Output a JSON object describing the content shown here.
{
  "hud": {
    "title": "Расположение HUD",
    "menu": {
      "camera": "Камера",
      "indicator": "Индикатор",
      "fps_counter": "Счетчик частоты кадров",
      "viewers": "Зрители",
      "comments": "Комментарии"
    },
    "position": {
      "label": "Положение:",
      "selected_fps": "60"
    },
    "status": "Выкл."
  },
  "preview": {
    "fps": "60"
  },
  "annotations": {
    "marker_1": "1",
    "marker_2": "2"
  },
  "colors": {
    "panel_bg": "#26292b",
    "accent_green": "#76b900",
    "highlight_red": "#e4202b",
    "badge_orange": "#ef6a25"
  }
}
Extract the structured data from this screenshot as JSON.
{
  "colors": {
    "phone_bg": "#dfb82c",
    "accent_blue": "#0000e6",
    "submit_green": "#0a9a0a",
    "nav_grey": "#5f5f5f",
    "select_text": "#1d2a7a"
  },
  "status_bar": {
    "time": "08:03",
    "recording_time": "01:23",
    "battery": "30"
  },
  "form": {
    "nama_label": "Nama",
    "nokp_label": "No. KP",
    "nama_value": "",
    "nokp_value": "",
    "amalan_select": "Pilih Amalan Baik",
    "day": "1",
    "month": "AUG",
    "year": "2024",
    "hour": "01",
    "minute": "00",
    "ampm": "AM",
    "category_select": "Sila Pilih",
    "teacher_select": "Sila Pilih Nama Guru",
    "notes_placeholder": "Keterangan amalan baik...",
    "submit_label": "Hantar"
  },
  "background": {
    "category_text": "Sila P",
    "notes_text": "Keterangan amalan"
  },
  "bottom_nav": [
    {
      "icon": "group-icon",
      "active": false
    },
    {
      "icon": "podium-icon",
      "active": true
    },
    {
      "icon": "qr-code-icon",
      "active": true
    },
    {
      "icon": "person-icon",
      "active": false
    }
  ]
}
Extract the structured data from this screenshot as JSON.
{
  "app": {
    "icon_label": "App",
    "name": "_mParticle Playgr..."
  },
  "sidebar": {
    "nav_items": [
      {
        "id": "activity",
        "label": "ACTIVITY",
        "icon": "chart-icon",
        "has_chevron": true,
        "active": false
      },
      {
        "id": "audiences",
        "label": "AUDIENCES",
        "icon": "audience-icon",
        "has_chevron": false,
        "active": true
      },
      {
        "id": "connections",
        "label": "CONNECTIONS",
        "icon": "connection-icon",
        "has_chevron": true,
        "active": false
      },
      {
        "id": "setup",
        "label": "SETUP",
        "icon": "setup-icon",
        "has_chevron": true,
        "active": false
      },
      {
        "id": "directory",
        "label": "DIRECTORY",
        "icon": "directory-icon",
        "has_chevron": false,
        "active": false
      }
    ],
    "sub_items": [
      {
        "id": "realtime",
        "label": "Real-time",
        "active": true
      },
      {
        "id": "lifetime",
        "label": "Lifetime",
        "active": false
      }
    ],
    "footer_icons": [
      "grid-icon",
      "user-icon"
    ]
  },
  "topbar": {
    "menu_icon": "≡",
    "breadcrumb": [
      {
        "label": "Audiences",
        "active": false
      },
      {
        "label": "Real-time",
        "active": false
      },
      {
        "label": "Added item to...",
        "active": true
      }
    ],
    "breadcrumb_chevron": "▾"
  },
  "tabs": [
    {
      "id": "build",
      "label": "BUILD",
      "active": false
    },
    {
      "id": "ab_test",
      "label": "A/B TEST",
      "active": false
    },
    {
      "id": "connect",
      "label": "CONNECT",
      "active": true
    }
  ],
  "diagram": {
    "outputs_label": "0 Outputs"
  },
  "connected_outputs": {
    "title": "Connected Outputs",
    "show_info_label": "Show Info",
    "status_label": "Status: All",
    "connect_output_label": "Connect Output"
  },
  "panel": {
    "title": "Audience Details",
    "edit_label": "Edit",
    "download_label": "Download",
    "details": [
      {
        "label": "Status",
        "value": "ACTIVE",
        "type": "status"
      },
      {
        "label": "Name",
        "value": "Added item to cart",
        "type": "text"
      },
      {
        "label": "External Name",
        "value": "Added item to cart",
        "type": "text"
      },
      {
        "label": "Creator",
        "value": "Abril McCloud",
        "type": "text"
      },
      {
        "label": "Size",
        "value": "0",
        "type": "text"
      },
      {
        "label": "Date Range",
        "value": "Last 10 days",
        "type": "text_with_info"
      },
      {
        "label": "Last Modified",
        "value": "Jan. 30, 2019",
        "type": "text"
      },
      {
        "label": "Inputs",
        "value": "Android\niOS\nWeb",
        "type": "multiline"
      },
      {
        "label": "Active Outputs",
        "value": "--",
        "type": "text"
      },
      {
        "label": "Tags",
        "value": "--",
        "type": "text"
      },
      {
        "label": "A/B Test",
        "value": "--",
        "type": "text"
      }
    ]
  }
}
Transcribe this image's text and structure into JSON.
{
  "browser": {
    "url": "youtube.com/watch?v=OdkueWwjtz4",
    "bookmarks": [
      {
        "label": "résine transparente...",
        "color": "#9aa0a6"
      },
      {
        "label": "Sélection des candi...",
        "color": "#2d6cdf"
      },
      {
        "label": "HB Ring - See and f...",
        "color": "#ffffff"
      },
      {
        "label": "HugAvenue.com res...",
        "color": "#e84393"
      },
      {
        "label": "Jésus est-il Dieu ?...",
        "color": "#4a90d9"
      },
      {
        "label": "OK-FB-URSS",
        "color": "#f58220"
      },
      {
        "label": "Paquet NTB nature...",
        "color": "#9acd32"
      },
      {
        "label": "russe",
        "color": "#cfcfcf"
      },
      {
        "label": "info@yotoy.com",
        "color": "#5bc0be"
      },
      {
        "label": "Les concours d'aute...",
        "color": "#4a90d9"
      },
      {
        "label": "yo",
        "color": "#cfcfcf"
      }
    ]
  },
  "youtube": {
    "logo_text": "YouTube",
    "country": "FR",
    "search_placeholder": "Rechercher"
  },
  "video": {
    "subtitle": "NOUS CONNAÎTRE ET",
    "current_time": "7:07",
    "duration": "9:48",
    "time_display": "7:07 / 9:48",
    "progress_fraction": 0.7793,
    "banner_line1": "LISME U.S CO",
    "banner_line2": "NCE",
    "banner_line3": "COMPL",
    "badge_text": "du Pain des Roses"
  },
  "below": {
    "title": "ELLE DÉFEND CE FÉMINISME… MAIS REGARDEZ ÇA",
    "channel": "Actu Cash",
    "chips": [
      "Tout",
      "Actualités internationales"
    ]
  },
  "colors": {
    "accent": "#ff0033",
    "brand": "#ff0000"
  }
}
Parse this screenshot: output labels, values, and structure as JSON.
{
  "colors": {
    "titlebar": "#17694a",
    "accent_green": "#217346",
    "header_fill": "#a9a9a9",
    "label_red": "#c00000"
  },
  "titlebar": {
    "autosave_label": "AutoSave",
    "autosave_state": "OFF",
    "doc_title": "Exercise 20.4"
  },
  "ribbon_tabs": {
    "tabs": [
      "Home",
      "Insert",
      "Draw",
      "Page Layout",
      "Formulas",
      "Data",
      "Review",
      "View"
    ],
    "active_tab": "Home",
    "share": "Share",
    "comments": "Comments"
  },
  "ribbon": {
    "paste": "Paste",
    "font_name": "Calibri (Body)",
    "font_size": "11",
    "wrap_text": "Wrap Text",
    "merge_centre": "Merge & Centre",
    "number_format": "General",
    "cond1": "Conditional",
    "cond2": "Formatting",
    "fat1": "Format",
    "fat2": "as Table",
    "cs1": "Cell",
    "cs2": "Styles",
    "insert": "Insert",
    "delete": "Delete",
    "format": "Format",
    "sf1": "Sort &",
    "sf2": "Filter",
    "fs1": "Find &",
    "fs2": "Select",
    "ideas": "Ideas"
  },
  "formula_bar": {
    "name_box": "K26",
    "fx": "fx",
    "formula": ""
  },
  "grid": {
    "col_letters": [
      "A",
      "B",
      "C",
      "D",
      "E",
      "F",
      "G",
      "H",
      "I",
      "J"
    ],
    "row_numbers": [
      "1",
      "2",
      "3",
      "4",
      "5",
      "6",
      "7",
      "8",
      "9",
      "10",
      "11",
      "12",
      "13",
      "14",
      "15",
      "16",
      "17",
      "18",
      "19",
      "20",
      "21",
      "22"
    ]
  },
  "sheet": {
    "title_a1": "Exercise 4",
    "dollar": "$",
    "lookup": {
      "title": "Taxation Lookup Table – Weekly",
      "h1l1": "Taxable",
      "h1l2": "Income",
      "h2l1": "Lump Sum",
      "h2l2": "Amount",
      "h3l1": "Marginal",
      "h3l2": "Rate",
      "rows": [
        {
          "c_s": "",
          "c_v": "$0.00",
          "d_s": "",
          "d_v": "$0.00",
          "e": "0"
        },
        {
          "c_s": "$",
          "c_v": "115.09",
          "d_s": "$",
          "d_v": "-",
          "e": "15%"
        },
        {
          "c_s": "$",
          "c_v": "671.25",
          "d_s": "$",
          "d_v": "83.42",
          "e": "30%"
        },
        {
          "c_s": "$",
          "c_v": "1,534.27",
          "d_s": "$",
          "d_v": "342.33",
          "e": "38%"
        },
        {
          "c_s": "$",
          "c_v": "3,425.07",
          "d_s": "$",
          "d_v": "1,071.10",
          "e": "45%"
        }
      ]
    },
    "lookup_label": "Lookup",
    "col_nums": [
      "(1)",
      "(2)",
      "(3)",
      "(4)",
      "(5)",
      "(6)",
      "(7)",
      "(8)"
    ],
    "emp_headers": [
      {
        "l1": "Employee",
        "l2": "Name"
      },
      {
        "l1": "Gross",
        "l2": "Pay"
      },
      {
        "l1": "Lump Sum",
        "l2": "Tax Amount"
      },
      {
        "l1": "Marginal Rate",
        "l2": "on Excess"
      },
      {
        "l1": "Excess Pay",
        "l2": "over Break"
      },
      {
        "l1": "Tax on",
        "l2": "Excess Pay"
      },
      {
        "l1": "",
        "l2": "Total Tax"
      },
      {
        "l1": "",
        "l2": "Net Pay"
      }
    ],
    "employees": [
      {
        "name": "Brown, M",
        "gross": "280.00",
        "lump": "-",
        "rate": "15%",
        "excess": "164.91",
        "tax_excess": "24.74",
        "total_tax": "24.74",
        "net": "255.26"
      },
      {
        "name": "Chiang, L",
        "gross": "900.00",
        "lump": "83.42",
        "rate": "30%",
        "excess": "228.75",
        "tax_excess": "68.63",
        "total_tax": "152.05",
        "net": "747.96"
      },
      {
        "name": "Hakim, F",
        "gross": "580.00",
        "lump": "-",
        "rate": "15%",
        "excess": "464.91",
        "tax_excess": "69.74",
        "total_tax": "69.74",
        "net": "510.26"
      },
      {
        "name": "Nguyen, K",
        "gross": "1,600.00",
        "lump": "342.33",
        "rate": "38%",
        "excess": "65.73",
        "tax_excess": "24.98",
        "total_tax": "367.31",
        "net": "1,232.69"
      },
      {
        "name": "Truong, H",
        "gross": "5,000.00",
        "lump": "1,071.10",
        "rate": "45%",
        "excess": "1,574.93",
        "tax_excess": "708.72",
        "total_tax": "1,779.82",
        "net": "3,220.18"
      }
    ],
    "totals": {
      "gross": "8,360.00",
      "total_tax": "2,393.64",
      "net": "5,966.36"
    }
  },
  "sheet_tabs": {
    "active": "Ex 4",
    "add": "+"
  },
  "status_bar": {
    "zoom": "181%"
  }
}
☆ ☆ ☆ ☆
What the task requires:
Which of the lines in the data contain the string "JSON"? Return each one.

Solved problem:
Output a JSON object describing the content shown here.
Extract the structured data from this screenshot as JSON.
Extract the structured data from this screenshot as JSON.
Transcribe this image's text and structure into JSON.
Parse this screenshot: output labels, values, and structure as JSON.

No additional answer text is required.